Kia Electric Vehicle
When the Kia Soul EV hit the market in October 2014, it promised a fresh alternative to the small hatchback electric cars on the market. It offered a slightly larger cabin wrapped in a charming iconoclastic design. More importantly, its 27 kilowatt-hour battery pack provided about a dozen more miles on a charge than what the the Nissan LEAF and Ford Focus Electric deliver. The electric Soul’s EPA rating for range is 93 miles. Nonetheless, Kia Soul EV sales averaged below 100 units a month in 2015, placing it in the back of the plug-in pack —even behind the discontinued Cadillac ELR.
Yet, according to report from UK’s Autocar, Hyundai-Kia is not giving up on the Soul EV. The publication offers this single point about the Soul, which is getting a facelift for 2017: the next EV version will have longer range.

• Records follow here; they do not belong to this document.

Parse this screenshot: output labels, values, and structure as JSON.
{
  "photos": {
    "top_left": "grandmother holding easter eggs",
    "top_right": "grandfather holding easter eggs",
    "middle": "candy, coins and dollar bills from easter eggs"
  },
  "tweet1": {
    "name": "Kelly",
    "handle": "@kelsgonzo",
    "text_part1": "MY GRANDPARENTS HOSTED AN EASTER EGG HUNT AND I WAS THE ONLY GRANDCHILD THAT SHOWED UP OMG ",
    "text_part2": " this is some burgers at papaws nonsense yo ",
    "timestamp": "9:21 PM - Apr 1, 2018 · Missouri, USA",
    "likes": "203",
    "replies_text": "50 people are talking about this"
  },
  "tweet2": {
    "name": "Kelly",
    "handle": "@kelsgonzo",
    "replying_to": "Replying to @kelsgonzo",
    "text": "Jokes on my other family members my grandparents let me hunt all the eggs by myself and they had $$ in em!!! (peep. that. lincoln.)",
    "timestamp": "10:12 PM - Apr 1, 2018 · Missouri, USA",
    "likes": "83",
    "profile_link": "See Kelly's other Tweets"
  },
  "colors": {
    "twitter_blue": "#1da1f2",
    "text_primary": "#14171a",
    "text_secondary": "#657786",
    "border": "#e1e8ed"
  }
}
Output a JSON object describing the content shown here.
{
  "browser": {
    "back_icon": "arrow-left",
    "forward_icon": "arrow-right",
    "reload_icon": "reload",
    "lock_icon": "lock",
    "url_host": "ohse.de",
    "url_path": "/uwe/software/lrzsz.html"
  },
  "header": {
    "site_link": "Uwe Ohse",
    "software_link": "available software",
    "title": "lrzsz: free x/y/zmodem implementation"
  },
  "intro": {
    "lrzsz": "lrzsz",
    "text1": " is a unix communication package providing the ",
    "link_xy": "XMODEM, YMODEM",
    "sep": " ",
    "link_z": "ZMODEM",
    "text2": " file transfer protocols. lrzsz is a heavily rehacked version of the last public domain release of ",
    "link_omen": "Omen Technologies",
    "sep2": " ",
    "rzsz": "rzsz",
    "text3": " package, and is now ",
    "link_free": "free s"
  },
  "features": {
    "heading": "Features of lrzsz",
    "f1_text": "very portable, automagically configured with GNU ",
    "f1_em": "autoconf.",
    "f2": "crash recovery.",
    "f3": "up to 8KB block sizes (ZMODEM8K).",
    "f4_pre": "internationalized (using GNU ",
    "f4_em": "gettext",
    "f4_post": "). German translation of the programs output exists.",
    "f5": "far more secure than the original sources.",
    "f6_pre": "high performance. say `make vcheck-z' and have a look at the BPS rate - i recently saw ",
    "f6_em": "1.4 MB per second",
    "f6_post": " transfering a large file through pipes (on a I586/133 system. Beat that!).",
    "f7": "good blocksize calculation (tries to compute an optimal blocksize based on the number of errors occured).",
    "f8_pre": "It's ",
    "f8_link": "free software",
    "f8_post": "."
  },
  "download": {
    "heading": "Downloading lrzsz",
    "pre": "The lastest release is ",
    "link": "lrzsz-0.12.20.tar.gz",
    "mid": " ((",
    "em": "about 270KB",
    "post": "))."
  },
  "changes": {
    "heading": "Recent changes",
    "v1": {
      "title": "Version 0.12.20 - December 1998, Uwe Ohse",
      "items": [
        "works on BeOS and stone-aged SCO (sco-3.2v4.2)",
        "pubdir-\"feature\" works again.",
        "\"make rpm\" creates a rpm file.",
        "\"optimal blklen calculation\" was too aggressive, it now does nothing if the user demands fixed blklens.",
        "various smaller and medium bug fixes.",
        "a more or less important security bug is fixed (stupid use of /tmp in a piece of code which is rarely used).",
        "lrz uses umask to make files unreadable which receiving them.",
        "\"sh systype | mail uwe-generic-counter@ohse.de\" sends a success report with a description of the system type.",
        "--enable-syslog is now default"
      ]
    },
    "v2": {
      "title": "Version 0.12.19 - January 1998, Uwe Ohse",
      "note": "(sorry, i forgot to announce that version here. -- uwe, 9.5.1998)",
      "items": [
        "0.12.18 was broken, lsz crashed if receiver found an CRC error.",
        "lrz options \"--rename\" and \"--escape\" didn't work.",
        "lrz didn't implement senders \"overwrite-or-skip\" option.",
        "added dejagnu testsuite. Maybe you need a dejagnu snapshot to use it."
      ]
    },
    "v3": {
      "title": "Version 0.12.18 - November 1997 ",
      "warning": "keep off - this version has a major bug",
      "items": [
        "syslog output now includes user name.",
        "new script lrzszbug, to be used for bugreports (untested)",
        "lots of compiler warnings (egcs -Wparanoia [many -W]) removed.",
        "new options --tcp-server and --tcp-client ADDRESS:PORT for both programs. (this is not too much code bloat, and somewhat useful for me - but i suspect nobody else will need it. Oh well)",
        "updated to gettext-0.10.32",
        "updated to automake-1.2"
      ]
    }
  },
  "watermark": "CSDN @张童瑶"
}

More details are not provided.
While consumer sales of the Soul EV are not newsworthy, the vehicle recently garnered press coverage because it’s being used in Hyundai’s research regarding autonomous vehicles. Soul EVs, equipped with advanced assisted-driving technologies, are being tested on Nevada roads. In fact, most autonomous driving programs use electric vehicles as test cars—portending the time when fleets of self-driving EVs are dotting the US landscape. By 2020, Kia plans to introduce such features as traffic jam assist, automated braking and autonomous valet parking—followed by fully autonomous cars in about 2030.
Putting the Soul EV in self-driving test fleets is obviously not enough to make it a legitimate player in the plug-in market. Expanding to multiple states hasn’t done the trick either.
Poor sales of the Kia Soul EV were not helped when distribution expanded in 2015 from California alone, to Oregon, Washington, Georgia, Texas and Hawaii. In fall 2015, four more states were added, with about 20 dealerships in New York, New Jersey, Connecticut and Maryland starting to offer the electric car. Yet, Kia Soul EV sales have essentially remained flat.
A future increase in range in the Kia Soul EV, say to 100 or even 120 miles, could be more effective—but will need to be accompanied by a much more aggressive production and sales campaign. Otherwise, the Soul EV will be dismissed as purely a research or compliance vehicle—and overlooked by consumers who might otherwise see the Kia electric car as a legitimate alternative.
When I drove the Soul EV for a week in fall 2014, I found its aggressive one-pedal braking, smart EV gauges and standard DC Quick Charging to be smartly designed—setting a high standard for affordable EVs. A good electric is a terrible thing to waste.
Autocar only offered a single line about what we might expect from a new Kia Soul EV later this year. Let’s hope that the Kia is being coy, holding back information about it potential big plans for much better range and, more importantly, a sincere sales effort.